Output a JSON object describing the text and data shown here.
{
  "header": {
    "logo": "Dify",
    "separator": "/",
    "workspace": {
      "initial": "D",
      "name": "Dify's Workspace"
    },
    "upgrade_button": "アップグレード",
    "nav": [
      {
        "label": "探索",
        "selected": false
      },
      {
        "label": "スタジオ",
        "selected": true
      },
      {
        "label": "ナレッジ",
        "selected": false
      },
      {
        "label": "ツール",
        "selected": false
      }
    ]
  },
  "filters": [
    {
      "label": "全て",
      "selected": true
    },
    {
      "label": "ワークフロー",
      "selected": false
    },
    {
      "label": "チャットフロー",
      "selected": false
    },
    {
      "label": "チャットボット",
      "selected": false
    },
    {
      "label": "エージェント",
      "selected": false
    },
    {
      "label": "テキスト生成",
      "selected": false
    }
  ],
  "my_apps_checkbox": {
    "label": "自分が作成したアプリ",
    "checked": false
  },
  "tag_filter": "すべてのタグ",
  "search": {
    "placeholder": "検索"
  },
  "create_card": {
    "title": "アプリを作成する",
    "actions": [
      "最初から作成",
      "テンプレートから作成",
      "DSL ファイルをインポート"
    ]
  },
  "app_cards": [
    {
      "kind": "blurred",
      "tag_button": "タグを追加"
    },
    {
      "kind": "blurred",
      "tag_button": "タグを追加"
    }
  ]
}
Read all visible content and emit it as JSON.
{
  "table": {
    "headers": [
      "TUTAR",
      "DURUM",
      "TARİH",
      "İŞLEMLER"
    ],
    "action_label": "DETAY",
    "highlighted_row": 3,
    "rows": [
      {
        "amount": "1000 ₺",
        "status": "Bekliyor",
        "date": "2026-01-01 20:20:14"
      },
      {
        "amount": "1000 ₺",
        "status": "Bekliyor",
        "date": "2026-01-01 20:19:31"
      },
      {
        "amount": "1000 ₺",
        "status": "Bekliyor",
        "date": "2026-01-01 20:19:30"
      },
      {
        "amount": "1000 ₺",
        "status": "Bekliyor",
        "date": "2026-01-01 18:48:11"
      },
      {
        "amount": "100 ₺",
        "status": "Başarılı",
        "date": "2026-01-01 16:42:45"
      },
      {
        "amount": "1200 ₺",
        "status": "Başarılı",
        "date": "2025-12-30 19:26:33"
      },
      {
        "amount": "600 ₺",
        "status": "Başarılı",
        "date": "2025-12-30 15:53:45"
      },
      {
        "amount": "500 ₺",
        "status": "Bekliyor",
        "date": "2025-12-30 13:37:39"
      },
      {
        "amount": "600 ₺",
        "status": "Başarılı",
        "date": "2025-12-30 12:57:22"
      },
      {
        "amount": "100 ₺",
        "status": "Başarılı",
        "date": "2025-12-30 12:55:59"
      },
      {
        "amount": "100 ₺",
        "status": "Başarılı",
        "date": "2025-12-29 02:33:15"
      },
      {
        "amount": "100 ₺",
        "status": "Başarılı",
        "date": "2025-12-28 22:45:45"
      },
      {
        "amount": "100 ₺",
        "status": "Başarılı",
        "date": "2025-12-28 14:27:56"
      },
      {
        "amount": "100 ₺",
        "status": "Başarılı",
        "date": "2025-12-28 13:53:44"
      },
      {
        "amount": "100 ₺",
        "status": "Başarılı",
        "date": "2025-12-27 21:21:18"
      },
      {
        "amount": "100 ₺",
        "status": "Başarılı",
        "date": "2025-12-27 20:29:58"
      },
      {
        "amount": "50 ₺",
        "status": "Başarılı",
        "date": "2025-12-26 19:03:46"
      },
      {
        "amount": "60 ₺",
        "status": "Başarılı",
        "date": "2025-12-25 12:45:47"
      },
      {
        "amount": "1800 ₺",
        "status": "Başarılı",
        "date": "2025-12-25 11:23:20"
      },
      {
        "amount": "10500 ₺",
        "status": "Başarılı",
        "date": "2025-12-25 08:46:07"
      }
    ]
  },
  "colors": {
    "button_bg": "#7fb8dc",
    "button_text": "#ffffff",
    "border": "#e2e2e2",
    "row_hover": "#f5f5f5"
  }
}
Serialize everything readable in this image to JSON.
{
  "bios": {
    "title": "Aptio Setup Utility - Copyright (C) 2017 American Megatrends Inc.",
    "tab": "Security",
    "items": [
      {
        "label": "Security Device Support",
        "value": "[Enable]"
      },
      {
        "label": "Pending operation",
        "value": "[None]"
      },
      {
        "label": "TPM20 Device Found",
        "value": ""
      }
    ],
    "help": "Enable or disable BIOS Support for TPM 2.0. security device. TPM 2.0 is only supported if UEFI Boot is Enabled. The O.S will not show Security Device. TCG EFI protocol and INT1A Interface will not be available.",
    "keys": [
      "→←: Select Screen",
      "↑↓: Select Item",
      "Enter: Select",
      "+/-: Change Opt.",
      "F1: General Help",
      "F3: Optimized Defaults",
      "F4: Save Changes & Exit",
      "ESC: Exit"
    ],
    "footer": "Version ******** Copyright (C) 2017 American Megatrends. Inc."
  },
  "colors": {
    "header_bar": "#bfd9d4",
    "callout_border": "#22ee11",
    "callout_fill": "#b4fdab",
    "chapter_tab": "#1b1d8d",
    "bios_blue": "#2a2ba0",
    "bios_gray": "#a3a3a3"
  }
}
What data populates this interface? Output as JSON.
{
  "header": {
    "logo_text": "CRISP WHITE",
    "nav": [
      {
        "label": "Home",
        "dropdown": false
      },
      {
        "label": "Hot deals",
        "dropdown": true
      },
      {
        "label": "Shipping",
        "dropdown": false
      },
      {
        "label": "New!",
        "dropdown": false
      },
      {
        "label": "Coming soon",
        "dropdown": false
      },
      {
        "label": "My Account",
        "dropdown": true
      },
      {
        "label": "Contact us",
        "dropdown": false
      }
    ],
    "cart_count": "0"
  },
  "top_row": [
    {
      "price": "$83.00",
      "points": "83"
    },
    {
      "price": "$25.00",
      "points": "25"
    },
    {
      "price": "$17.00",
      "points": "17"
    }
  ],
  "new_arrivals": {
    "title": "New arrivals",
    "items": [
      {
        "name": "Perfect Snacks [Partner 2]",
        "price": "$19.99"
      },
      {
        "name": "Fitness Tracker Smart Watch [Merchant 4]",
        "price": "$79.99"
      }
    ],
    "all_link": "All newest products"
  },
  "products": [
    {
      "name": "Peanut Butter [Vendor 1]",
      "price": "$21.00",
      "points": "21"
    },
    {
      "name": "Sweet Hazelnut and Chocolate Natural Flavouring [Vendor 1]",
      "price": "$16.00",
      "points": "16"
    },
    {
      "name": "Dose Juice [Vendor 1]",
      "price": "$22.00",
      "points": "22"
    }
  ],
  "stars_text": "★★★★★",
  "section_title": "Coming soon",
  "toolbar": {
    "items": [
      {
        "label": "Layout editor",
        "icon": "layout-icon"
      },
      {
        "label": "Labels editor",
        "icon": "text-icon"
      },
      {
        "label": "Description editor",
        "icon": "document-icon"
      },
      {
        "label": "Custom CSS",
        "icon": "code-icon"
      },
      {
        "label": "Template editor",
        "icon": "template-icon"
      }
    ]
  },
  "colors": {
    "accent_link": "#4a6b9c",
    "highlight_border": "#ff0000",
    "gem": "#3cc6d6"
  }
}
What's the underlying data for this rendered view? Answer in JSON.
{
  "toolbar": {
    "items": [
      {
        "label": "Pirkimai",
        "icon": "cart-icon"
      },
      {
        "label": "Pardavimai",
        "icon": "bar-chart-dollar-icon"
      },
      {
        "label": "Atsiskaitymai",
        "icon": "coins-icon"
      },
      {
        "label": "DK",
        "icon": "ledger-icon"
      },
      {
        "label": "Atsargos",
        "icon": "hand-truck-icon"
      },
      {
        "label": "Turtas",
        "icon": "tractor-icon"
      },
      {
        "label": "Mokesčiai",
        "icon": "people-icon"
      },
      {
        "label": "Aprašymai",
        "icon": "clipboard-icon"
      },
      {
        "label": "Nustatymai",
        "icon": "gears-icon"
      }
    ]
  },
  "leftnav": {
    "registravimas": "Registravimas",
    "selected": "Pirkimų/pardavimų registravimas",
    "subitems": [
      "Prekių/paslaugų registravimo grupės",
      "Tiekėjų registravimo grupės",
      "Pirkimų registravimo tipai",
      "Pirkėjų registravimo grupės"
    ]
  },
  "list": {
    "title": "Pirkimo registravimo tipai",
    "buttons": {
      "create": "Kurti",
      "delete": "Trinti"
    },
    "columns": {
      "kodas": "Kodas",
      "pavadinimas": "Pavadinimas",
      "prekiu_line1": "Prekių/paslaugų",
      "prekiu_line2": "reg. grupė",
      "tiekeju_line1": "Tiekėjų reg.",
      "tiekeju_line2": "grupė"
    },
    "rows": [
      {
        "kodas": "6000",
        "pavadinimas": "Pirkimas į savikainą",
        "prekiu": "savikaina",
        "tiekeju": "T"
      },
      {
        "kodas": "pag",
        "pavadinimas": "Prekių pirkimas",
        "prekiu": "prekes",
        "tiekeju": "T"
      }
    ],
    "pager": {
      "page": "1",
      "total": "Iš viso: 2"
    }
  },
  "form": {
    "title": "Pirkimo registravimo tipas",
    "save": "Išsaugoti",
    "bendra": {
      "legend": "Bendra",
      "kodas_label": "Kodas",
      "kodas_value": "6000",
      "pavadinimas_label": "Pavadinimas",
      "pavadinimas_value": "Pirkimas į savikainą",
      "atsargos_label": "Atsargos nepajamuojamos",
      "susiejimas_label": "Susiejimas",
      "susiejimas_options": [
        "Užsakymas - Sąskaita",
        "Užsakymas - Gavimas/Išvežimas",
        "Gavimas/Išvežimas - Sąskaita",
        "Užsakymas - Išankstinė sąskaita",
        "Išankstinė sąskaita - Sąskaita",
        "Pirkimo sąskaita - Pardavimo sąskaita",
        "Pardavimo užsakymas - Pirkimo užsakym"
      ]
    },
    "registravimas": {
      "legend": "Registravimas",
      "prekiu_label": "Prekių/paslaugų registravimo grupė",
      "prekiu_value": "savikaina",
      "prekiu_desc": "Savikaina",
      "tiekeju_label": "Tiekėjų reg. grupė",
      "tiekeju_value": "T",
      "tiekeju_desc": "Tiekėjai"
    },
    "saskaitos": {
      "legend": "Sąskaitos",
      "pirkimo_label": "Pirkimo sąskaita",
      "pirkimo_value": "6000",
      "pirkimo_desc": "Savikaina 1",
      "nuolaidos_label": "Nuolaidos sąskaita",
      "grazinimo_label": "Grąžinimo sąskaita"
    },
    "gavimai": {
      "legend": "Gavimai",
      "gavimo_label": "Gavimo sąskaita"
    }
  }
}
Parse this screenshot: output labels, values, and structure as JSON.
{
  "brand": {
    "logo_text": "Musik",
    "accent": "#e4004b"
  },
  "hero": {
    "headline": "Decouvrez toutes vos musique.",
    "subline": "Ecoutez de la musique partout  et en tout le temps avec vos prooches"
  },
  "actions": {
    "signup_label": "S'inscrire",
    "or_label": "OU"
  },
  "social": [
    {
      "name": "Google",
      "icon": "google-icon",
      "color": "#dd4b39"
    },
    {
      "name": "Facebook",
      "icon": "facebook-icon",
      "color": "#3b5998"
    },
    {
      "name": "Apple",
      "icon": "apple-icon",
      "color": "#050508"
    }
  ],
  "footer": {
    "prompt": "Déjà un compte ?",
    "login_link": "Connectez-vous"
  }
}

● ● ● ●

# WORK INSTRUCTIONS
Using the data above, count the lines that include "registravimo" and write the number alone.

# ANSWER TO THE PROBLEM
7